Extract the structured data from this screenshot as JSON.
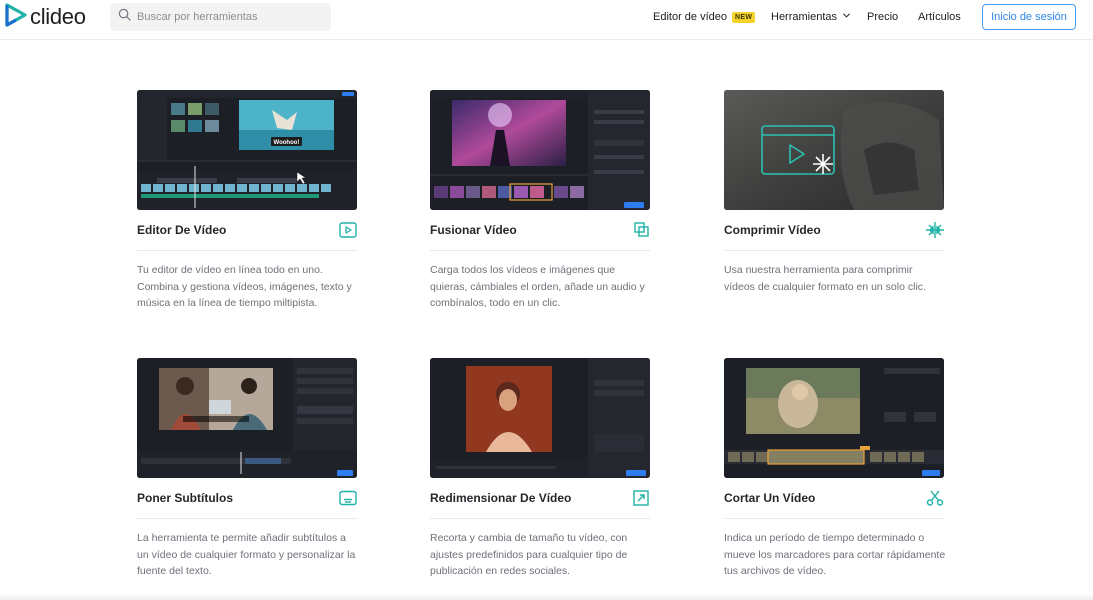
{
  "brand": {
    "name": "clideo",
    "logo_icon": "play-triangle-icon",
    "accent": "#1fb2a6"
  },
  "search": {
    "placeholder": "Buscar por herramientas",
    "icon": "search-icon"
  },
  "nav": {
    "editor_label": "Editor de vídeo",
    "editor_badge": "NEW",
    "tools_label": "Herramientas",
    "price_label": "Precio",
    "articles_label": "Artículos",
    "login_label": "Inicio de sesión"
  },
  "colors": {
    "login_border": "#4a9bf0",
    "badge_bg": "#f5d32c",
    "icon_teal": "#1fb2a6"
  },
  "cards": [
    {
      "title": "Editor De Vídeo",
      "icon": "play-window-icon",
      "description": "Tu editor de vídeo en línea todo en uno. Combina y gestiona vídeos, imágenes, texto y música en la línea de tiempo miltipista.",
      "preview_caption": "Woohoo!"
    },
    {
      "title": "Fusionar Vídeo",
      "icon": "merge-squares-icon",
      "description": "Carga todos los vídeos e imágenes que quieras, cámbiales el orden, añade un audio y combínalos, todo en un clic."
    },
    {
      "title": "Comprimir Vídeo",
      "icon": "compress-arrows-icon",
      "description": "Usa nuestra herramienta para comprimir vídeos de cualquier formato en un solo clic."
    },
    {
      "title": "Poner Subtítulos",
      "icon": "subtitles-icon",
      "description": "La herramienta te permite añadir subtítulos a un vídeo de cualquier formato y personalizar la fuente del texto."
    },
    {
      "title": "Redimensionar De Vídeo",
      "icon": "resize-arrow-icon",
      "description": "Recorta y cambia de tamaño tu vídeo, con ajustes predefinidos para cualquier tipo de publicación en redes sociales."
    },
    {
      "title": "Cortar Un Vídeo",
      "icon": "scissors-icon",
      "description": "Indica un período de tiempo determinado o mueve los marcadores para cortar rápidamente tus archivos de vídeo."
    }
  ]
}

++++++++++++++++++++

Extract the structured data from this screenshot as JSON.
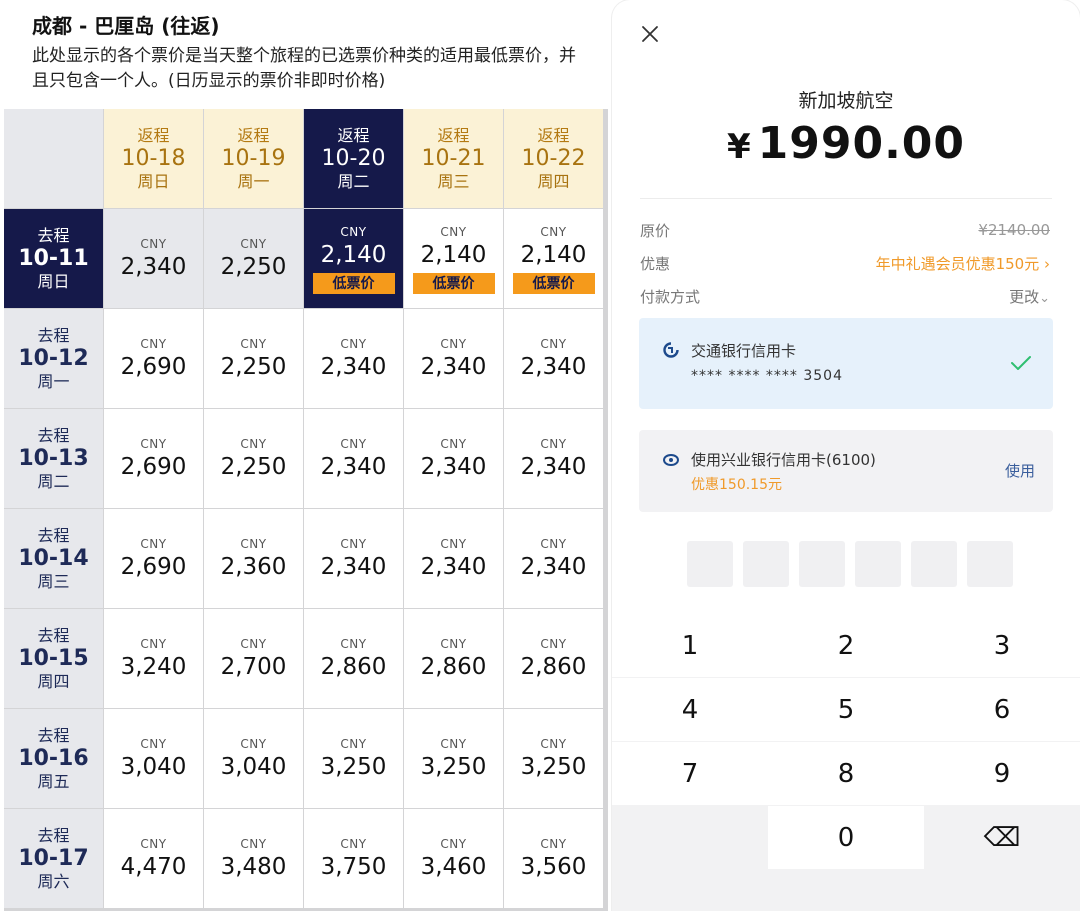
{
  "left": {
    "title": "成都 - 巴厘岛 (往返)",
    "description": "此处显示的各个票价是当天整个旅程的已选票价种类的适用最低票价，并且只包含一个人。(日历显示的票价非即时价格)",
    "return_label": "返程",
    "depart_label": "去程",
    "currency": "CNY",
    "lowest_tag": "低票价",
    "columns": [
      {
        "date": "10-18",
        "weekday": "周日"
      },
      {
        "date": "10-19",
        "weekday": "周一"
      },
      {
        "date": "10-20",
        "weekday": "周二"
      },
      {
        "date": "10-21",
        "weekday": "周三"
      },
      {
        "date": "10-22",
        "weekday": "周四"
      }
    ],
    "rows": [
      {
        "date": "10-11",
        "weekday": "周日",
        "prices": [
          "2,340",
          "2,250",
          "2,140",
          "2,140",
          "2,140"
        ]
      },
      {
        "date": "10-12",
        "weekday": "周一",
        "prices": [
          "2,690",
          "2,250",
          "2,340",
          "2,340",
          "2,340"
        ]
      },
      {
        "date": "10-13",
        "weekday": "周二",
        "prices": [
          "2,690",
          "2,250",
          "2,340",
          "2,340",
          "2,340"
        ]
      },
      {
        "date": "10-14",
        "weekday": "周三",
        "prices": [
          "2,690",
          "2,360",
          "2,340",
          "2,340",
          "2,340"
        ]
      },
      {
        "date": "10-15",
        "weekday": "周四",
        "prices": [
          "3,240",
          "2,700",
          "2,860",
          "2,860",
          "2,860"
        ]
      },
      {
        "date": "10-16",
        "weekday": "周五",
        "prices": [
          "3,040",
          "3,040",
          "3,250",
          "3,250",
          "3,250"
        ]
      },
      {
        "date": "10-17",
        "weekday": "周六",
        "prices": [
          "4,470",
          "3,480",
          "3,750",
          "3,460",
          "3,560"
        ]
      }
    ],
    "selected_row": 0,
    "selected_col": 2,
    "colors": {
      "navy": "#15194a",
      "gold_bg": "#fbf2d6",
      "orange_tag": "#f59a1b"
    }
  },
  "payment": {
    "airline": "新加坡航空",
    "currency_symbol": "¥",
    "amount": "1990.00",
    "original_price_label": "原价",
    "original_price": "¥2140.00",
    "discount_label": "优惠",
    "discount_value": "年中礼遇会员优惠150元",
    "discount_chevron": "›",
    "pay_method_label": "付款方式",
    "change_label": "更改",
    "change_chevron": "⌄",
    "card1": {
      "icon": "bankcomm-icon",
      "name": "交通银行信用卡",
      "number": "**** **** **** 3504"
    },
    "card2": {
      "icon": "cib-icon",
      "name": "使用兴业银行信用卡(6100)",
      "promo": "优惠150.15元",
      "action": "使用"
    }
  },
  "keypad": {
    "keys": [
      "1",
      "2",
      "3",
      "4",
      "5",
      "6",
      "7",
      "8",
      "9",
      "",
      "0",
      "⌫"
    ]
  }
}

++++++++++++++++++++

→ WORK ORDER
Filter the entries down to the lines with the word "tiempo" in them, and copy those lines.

→ EXERCISE RESULT
      "description": "Tu editor de vídeo en línea todo en uno. Combina y gestiona vídeos, imágenes, texto y música en la línea de tiempo miltipista.",
      "description": "Indica un período de tiempo determinado o mueve los marcadores para cortar rápidamente tus archivos de vídeo."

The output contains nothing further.